"Shell is pleased to have reached a tentative agreement with the United Steelworkers International Union at the national level," Shell said in a statement. "We believe this agreement respects the needs of our employees, underpins our resolute commitment to safety and ensures the economic health of Shell’s facilities. The tentative agreement is being put before the USW’s membership at our refineries and chemical plants for ratification in the coming days. While some local issues are still being addressed at various sites around the country, national contract issues have been resolved. ... We look forward to the contract being ratified and continuing in our mission to safely provide quality products to our customers."
The USW also sought more health and safety protections for 30,000 oil workers at more than 220 refineries, terminals, and other petrochemical operations nationwide, as well as "no retrogression" clauses to keep the contracts in place if any of the refineries or operations are sold to new owners.
During the last round of negotiations in 2015, oil workers nationwide went on strike over safety concerns, including that oil companies were making excessive use of outside contractors who weren't as familiar with the equipment or workplace conditions.
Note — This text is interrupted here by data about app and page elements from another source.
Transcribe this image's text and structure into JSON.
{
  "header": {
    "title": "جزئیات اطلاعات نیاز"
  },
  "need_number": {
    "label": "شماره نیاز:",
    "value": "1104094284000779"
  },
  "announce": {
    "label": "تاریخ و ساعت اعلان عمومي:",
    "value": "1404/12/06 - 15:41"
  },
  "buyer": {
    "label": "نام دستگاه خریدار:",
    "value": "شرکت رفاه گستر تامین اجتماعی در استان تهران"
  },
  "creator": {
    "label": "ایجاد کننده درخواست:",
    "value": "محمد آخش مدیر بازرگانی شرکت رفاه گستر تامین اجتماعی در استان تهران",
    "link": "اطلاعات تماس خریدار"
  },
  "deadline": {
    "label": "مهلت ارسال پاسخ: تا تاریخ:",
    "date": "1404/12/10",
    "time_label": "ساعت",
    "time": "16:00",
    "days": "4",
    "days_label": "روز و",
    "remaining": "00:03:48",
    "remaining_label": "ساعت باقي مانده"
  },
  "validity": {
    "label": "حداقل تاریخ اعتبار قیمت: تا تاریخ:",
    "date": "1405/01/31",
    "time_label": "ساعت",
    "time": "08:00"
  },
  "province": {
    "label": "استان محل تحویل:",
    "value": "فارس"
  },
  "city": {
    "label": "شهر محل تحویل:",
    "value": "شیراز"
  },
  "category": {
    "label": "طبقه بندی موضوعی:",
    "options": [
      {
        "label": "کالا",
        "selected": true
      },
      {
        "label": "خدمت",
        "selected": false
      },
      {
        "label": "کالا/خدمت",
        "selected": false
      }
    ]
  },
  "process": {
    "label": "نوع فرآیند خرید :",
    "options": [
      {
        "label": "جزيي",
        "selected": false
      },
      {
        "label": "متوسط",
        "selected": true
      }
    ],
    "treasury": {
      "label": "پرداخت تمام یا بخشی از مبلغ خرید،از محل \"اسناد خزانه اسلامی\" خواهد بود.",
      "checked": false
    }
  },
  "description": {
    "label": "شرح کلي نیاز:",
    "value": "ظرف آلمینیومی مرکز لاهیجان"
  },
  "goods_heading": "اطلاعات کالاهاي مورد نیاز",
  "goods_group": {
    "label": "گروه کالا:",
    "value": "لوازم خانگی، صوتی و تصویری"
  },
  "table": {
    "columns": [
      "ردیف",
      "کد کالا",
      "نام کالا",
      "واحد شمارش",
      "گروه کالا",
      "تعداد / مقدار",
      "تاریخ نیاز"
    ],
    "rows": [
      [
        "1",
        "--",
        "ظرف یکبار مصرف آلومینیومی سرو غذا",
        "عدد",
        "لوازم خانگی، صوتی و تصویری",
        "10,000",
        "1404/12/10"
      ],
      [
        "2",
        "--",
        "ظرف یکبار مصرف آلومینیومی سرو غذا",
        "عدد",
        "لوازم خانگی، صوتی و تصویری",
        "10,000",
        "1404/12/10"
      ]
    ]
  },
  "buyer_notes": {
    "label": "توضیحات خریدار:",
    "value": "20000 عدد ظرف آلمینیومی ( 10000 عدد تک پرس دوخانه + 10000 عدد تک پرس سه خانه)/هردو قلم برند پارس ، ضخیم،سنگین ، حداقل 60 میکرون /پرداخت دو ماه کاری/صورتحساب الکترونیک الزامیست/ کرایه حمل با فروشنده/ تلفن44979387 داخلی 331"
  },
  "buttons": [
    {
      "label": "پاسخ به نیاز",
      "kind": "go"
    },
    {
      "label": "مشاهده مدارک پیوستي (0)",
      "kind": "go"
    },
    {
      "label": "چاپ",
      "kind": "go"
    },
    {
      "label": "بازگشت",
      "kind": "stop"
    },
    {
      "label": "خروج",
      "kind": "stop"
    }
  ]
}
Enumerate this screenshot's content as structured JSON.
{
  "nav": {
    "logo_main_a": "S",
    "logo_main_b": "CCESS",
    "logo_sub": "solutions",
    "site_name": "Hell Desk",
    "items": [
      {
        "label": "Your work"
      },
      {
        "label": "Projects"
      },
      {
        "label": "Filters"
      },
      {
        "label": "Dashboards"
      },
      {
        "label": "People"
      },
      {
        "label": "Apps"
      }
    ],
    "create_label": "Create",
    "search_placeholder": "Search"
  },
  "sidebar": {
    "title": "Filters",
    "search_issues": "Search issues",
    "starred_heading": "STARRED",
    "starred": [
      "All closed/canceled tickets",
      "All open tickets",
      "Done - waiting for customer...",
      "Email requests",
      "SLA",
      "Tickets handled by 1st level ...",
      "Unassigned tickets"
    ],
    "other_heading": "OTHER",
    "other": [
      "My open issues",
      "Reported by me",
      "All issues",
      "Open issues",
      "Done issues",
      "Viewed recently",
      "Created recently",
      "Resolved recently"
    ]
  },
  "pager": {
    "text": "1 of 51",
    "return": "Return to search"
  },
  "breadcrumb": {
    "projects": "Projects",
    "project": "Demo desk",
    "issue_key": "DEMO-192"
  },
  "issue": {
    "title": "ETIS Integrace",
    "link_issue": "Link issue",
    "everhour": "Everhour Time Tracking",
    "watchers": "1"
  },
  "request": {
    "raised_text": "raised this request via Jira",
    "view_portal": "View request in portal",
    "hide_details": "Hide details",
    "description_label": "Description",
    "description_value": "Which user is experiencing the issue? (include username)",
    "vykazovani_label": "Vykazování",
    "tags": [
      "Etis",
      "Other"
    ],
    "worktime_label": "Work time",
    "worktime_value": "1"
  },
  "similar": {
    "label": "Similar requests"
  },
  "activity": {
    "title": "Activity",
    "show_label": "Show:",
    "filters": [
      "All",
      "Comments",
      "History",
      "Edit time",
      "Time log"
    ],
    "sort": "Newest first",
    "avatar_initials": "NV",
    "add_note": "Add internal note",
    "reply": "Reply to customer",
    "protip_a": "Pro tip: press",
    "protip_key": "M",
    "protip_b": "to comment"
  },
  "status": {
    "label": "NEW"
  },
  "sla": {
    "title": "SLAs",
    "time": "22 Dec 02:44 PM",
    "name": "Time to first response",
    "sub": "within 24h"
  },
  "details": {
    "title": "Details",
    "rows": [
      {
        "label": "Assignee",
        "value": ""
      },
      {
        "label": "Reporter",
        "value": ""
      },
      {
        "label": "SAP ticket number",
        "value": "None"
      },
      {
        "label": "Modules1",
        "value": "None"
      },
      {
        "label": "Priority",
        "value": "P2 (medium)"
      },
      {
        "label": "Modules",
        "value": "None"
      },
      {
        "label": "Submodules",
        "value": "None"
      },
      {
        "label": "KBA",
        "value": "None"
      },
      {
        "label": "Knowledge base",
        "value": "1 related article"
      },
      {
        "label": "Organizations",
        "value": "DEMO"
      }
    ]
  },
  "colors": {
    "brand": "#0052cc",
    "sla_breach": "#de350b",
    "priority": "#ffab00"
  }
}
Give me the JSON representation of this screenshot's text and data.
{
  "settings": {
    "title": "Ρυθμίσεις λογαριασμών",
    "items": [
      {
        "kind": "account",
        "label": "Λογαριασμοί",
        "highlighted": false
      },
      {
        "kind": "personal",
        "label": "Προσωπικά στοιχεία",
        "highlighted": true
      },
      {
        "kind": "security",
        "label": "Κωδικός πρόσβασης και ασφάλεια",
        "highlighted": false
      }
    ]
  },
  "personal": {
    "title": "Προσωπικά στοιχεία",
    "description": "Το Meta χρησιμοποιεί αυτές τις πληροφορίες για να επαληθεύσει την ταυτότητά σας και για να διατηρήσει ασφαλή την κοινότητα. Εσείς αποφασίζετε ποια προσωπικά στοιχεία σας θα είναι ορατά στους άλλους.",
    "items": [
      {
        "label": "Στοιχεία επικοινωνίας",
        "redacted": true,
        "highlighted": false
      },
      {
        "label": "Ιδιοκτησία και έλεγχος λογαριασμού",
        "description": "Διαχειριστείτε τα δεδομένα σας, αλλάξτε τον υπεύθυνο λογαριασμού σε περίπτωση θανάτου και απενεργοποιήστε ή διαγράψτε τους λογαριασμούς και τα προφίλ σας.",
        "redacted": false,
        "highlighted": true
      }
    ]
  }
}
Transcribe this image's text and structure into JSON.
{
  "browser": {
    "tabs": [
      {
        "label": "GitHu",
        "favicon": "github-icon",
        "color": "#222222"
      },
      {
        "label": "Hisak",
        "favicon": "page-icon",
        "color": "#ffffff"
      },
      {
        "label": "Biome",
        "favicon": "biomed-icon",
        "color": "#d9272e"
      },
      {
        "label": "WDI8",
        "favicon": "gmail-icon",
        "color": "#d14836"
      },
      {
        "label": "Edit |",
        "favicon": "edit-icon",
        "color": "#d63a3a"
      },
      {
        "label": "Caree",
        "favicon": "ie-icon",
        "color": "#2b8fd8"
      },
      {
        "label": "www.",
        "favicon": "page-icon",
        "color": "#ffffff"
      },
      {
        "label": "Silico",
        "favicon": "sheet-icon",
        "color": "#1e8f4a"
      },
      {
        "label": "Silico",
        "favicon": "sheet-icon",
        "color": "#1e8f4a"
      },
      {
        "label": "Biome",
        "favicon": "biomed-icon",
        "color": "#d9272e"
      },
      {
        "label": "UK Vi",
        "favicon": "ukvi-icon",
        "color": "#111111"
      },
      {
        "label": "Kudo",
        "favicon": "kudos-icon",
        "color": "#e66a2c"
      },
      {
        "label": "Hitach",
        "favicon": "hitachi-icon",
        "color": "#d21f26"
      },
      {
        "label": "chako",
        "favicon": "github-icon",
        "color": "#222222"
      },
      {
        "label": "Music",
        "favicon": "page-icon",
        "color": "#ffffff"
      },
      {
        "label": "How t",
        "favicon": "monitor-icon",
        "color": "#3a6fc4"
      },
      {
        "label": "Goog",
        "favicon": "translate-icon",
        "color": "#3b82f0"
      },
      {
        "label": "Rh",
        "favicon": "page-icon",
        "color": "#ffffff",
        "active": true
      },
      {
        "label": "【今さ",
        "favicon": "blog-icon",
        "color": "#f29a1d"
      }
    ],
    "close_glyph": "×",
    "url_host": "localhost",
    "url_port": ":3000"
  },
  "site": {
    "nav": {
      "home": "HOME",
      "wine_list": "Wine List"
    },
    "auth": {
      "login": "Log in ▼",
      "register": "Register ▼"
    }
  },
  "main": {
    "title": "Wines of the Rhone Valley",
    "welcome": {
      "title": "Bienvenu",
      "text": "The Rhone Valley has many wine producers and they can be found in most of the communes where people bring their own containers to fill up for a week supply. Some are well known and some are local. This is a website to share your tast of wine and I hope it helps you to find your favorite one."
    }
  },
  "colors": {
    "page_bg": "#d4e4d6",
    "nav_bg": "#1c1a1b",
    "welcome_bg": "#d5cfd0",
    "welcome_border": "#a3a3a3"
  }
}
The strike lasted a record 93 days in Whiting, the longest work stoppage since the former Standard Oil Refinery was founded in 1889.